Environmental Humanities Fellow
Dr Nicole Seymour

Dr Nicole Seymour     

Environmental Humanities Fellow, April - July 2021

Home Institution: California State University, Fullerton


Biography: Nicole Seymour researches the roles that queer styles and affects play in environmental movements. She is the author of two monographs, Strange Natures: Futurity, Empathy, and the Queer Ecological Imagination (University of Illinois Press, 2013), and Bad Environmentalism: Irony and Irreverence in the Ecological Age (University of Minnesota Press, 2018). The former received the 2015 Book Award for Ecocriticism from the Association for the Study of Literature and Environment, while the latter was supported by a Carson Fellowship from the Rachel Carson Center for Environment and Society in Munich, Germany.

Dr. Seymour is Associate Professor of English at California State University, Fullerton, where she serves as the Graduate Advisor for the Environmental Studies Program. She is also a curator for NXTerra, an open-access repository of climate pedagogy materials developed by faculty across the California State University and University of California systems. In addition to her fellowship project, Dr. Seymour is currently working on topics including feminist plastic art, vegan satire, and contemporary Indigenous poetry.

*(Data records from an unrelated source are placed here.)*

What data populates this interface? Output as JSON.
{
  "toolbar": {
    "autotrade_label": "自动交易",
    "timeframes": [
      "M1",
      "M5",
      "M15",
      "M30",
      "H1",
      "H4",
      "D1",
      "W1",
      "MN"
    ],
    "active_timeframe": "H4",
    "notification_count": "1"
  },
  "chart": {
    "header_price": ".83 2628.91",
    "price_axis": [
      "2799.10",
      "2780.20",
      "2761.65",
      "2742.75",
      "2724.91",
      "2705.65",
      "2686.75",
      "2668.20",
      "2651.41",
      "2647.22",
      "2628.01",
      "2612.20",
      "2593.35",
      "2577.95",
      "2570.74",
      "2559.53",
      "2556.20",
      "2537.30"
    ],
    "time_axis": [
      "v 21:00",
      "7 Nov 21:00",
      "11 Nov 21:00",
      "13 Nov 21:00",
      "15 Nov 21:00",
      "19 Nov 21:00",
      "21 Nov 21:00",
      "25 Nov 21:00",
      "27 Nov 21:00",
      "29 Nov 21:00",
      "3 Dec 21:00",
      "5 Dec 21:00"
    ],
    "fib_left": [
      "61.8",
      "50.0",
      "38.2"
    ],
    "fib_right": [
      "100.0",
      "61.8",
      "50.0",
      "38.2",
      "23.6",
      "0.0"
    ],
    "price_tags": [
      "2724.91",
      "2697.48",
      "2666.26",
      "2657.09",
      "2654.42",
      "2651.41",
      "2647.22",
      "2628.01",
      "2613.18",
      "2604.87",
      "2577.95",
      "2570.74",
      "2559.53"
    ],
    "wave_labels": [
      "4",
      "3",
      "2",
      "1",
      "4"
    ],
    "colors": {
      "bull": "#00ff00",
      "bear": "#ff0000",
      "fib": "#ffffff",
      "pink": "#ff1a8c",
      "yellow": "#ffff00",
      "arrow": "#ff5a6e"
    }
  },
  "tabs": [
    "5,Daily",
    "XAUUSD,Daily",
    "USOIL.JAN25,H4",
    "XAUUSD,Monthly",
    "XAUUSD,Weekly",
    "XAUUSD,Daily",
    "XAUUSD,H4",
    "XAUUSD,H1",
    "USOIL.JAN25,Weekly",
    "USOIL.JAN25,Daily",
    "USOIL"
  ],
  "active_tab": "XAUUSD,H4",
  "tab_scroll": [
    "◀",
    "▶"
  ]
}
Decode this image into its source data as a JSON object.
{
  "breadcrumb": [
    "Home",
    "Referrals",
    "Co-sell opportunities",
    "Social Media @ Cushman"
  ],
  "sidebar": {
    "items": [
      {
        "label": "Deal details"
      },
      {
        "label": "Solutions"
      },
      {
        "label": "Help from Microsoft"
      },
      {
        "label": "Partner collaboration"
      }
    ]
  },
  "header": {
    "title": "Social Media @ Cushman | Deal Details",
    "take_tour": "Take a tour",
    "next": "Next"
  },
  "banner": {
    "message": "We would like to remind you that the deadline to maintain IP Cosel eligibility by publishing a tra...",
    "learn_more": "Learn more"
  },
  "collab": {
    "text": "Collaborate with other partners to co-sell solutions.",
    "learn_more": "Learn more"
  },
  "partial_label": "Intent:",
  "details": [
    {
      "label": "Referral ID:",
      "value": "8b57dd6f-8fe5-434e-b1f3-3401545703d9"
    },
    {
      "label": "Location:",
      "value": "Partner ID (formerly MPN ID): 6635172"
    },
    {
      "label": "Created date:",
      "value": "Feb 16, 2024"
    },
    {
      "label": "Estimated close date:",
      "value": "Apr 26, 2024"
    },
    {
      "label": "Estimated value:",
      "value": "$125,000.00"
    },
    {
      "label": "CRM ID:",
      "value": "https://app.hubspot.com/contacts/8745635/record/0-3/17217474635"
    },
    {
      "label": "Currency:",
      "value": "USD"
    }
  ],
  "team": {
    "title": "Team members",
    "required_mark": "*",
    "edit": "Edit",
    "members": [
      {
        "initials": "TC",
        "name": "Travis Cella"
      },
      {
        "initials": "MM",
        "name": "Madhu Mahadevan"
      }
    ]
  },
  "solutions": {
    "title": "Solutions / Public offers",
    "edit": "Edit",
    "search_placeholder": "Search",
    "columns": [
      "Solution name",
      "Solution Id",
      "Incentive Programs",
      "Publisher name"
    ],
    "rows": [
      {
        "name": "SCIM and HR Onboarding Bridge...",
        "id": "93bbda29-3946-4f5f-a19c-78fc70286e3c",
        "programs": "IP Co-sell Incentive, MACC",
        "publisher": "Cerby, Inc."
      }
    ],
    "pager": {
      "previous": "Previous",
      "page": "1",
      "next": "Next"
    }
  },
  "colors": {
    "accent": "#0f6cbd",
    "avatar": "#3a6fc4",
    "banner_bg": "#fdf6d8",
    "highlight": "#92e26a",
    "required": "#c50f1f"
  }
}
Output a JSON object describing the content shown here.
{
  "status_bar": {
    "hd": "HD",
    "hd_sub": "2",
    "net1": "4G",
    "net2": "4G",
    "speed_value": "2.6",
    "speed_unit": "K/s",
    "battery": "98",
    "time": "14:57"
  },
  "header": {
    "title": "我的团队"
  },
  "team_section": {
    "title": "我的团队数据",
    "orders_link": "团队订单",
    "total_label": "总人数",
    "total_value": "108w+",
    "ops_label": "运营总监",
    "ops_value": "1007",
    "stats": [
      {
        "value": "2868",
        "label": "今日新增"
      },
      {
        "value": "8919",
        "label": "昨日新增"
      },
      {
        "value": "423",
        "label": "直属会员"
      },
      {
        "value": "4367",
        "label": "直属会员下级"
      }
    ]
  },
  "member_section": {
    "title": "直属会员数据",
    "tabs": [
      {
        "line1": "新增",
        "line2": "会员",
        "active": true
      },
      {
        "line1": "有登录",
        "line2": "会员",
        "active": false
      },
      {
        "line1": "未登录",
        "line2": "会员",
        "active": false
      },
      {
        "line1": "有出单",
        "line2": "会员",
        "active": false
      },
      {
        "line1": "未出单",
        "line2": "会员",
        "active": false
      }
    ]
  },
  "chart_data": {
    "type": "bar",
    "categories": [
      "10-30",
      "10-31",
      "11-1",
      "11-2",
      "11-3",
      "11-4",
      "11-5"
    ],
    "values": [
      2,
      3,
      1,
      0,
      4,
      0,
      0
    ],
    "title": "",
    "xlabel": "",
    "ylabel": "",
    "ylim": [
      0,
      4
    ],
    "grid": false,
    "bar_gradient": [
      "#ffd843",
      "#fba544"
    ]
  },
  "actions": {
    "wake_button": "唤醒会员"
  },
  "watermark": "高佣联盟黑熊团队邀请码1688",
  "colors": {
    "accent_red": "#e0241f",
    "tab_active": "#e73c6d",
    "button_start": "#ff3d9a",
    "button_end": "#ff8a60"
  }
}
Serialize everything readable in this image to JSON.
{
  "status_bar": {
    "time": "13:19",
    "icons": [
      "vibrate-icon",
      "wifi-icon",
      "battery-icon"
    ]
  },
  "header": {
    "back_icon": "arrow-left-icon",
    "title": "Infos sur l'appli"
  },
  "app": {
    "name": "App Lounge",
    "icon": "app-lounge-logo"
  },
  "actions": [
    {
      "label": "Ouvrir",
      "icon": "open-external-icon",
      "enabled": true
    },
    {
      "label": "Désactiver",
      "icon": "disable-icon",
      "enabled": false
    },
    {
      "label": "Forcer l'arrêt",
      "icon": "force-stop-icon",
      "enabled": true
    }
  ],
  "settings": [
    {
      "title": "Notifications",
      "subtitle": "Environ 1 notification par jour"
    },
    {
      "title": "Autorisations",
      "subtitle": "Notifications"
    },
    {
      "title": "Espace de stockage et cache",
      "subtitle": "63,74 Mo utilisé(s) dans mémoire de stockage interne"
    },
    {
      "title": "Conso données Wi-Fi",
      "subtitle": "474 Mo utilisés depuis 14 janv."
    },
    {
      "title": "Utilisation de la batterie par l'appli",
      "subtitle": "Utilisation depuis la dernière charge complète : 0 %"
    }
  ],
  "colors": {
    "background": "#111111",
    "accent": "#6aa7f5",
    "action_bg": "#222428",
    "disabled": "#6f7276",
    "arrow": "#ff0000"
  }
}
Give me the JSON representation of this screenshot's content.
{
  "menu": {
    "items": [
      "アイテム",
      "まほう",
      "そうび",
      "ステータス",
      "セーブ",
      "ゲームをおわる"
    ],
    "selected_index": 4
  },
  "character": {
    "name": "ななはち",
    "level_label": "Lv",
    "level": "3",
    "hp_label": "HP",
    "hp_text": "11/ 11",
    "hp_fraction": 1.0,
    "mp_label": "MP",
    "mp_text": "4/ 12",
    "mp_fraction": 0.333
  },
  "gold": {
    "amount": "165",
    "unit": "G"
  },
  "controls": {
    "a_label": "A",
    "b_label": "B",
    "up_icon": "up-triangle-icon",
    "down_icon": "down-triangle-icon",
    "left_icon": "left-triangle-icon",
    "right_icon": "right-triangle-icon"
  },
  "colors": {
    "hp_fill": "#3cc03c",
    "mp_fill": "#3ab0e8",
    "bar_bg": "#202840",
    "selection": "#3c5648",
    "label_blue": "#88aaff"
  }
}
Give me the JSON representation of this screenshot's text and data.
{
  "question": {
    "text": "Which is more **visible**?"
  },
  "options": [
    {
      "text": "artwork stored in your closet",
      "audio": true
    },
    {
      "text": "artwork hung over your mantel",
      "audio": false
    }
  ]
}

Project Description: As an Environmental Humanities Visiting Research Fellow at IASH, Dr. Seymour will be finishing a public-facing book manuscript on glitter. Often thought of as fun and frivolous, this substance has surprisingly found its way to the center of recent political controversies. The book will cover phenomena ranging from the Mexican and U.S. trend of “glitter-bombing” misogynist and anti-gay leaders to the development of biodegradable glitter in response to concerns over microplastic pollution. This project is under contract with Bloomsbury Publishing’s “Object Lessons,” which the press describes as “a series of concise, collectable, beautifully designed books about the hidden lives of ordinary things.”